Broken down demographically, men, blacks and adults 34-64 are most apt to like football, according to new Harris Poll results.
Men Have Highest Rate of Liking Football
Overall, survey results indicate 53% of US adults 18 and older like football. Divided by gender, it is not too surprising that 66% of men like football compared to only 41% of women.
However, other demographic disparities exist. For example, 64% of blacks like football, compared to 53% of whites and 51% of Hispanics. Agewise, 56% of both Gen Xers (34-45) and Baby Boomers (46-64) like football, placing them ahead of Echo Boomers (18-33) and Matures (65 and up), with 49% of both of those age groups liking football.
Competition Grabs Interest
Competition was the clear winner among attributes of football fans like, with 57% of overall fans citing competition and rivalries. This attribute led every demographic, and was especially popular with Matures (70%).
Advertisers should keep in mind that TV commercials scored low with every age group. Overall 7% of fans like TV commercials aired during broadcasts, with only food and drink consumed during games (6%) and other (5%) scoring lower.
A few interesting gender differences popped up. Surprisingly, a slightly higher percentage of women (58%) than men (57%) like competition and rivalries. However, 36% of men like the athletic display, compared to 27% of women, while 30% of women and 23% of men like gathering with friends to watch games.
Cowboys are America’s Team
Survey results show the Dallas Cowboys nickname of “America’s Team” to be justified, as they are ranked number one by football fans asked to name their favorite two teams. Interestingly, all five top-ranked teams are located in the Midwest or South, with the Indianpolis Colts, Green Bay Packers, Pittsburgh Steelers and New Orleans Saints (2010 Super Bowl champions) rounding out the list.
NFL Team Values Fall 2%
NFL team values fell 2% last season to an average of $1.02 billion, according to analysis from Forbes Magazine. This marks the first decline in average NFL team value since Forbes began tracking the league’s finances in 1998, with 21 of the league’s 32 teams seeing their worths drop and another seven maintaining flat value.
Forbes analysis indicates team values slipped because the bad economy has reduced demand, and there is less non-broadcasting revenue for many teams.
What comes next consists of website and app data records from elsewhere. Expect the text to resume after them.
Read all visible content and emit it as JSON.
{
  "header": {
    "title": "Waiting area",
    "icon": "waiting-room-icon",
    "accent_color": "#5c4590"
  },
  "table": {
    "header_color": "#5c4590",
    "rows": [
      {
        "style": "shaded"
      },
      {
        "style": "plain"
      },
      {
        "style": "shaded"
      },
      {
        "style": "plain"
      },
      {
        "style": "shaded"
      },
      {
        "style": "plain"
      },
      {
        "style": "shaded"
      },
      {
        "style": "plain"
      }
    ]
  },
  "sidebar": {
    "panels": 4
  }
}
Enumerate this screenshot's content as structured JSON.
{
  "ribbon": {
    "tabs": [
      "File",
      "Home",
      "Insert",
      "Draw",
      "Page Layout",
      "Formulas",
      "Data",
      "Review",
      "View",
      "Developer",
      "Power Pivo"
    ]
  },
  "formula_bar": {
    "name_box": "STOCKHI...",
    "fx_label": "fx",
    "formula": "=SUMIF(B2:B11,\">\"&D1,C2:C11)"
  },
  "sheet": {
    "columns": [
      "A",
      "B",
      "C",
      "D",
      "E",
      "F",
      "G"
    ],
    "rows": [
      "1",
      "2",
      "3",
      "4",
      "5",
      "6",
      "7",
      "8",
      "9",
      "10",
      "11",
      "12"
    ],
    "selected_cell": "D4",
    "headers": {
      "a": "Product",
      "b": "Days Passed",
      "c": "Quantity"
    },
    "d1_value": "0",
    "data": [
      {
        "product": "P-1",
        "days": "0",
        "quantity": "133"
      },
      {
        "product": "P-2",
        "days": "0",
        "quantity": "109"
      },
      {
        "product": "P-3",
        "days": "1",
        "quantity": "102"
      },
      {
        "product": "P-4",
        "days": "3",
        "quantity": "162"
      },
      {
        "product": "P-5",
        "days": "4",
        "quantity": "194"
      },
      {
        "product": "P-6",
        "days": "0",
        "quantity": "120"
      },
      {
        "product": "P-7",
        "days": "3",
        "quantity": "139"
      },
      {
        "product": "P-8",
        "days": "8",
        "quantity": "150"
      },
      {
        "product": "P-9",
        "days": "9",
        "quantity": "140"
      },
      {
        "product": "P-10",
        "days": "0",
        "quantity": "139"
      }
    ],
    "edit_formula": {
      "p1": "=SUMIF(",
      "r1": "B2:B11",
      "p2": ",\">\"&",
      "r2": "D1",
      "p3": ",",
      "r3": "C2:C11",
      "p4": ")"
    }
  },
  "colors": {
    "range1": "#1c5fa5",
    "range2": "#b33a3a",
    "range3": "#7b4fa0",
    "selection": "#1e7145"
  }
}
About the Data:This Harris Poll of 2,620 adults surveyed online between September 14 and 20, 2010 was conducted by Harris Interactive.